(Entries from a dataset of interfaces)

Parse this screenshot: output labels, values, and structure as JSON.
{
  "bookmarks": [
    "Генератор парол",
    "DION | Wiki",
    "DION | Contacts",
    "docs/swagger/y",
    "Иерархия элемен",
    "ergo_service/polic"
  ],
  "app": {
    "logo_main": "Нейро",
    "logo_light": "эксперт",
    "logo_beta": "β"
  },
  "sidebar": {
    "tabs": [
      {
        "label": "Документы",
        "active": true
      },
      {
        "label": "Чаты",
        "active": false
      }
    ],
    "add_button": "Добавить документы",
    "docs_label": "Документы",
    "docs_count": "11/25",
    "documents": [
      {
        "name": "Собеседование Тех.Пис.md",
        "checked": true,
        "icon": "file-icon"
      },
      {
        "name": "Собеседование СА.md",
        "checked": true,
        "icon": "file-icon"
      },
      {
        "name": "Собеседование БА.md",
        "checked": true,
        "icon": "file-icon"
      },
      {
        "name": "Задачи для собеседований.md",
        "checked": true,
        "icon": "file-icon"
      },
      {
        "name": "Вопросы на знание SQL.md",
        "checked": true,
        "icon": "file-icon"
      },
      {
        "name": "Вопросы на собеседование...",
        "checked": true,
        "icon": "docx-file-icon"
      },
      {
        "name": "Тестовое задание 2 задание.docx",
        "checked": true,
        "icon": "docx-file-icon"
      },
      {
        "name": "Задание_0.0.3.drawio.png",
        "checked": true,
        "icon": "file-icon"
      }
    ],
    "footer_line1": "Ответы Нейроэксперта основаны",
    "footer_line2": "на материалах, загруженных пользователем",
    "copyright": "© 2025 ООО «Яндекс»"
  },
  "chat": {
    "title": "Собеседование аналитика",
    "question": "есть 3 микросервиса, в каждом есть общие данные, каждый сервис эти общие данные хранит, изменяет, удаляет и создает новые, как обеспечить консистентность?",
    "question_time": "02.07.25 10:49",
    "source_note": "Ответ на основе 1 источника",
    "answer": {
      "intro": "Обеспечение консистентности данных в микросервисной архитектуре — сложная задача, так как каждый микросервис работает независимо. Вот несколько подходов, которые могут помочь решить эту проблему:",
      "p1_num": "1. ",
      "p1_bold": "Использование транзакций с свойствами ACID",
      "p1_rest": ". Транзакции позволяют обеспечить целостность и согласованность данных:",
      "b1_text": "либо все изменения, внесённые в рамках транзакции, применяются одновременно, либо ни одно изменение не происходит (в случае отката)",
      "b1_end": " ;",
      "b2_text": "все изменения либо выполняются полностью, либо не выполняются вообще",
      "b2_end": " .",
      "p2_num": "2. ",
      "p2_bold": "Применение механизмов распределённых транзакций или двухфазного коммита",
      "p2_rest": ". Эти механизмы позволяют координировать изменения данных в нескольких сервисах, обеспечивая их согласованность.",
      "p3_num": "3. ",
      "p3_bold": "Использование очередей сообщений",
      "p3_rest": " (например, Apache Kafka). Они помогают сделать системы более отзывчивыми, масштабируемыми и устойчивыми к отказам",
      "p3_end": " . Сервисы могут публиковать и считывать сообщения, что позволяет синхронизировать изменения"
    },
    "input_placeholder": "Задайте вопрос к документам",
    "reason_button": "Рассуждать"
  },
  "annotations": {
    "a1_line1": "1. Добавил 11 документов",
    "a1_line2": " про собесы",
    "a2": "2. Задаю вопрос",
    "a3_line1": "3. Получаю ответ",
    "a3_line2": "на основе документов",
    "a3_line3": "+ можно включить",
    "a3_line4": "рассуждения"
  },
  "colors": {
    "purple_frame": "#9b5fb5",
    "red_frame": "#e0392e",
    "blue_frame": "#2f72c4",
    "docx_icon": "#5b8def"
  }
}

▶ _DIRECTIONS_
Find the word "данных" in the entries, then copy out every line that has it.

▶ _SOLUTION_
      "intro": "Обеспечение консистентности данных в микросервисной архитектуре — сложная задача, так как каждый микросервис работает независимо. Вот несколько подходов, которые могут помочь решить эту проблему:",
      "p1_rest": ". Транзакции позволяют обеспечить целостность и согласованность данных:",
      "p2_rest": ". Эти механизмы позволяют координировать изменения данных в нескольких сервисах, обеспечивая их согласованность.",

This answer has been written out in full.